Foreign exchange student experiences new, exciting aspects of American life

Photo by Kasey Stallbaum
Senior Mark K. gets set for the snap at the Gatorade scrimmage held on Aug. 22. Mark K. decided to join the football team after participating in a football club in his hometown in Germany.

Jonah S.

Let’s go get pancakes! Practice is after school, right? Does school really get out at 3:35?

For senior foreign exchange student Mark K., these were all new pieces of how Americans live. He began realizing all of this after arriving in Nebraska on July 30 from Moringen in the Lower Saxony region of Germany.

“I wanted to experience this culture. I didn’t want to go to the U.K. or Australia. I wanted to go to the U.S. because I really like the country and I wanted to see it in person,” Mark K. said.

Before arriving in the U.S. he had never had American pancakes, only really big, thin pancakes. He had never had practice after school, only practice once or twice a week with his American football club. Finally, his school in Moringen got out earlier than school in David City. They would start at 7:45 a.m. and get out at 1 p.m..
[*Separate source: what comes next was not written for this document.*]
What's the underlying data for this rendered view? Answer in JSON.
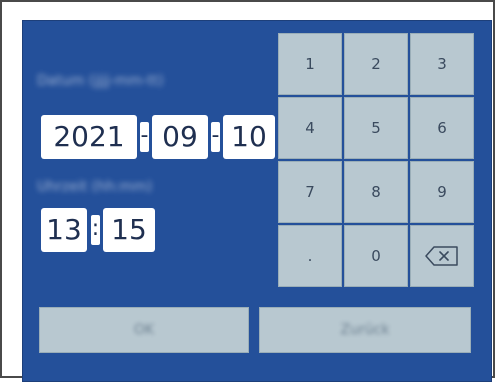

Along with time changes in school and the different types of food he enjoys, Mark K.’s family life has also changed. In Germany, he was an only child. He would spend his time working out, hanging out with friends, and occasionally going on runs because unlike in America, Germany doesn’t allow kids to have demanding jobs until they are older. Mark K. said Germany wants kids to focus on school and clubs instead of money and work.

“In Germany, there are hardly any teenagers that work. They don’t allow you to do hard work until you are 18,” Mark K. said. “You are allowed to do easy work, like hand out papers, but you wouldn’t be allowed to work at McDonald’s or a place like that.”

When he arrived in the United States, he knew he would be staying with Jim and Linda Ostry who are also hosting another foreign exchange student, senior Viktor J. from Slovakia. This allows Mark K. the opportunity to have a “brother” figure in his life.

“I think that living with Viktor is pretty cool. I never had a brother, and I think it is a great experience for both of us,” Mark K. said.

Despite all of these changes, it has been an easy transition for Mark K. He said he has adjusted really well to the new routine and has been engaging in school and football.

Right when he arrived, Mark K. knew he wanted to join the football team. He said he enjoys football in the United States a lot more than in Germany because of the different practice schedule and the different equipment you get to use.

“I really like the sports activities here in the U.S. You have football practice right after school, and you have football practice every day. That is something new,” Mark K. said.

From the first day he showed up to practice, the team accepted him and helped him learn. In school, he has easily adjusted to the different classes. He is taking all of the core classes, along with Spanish IV. But Spanish hasn’t been a problem for Mark K. as he already speaks four different languages: German, English, Spanish, and a bit of Russian.

“Nothing has really surprised me. It is kind of like those American high school movies. That is exactly how I pictured it. So, I wasn’t surprised at all,” Mark K. said. “I get along with the football team and a few other students. I blend in pretty well.”

In Germany, Mark K. only had clubs for sports, and the clubs were not affiliated with his school. A lot of the practice was on his own because the teams only had practice once or twice a week. Mark K. said most students only participate in one or two clubs because the activities take up a lot of personal time. Due to this, he only participates in the American Football club in Germany.

If Mark K. finds a club at DCHS that he is interested in, he said he will join it and hopefully have a lot of fun. In addition to football, Mark K. said he hopes to be involved with basketball and track and field.

As he settles in and gets used to the norms, Mark K. aspirers to learn more about the different aspects of American culture and how people interact. He hopes the experience will be great for him and everyone around him.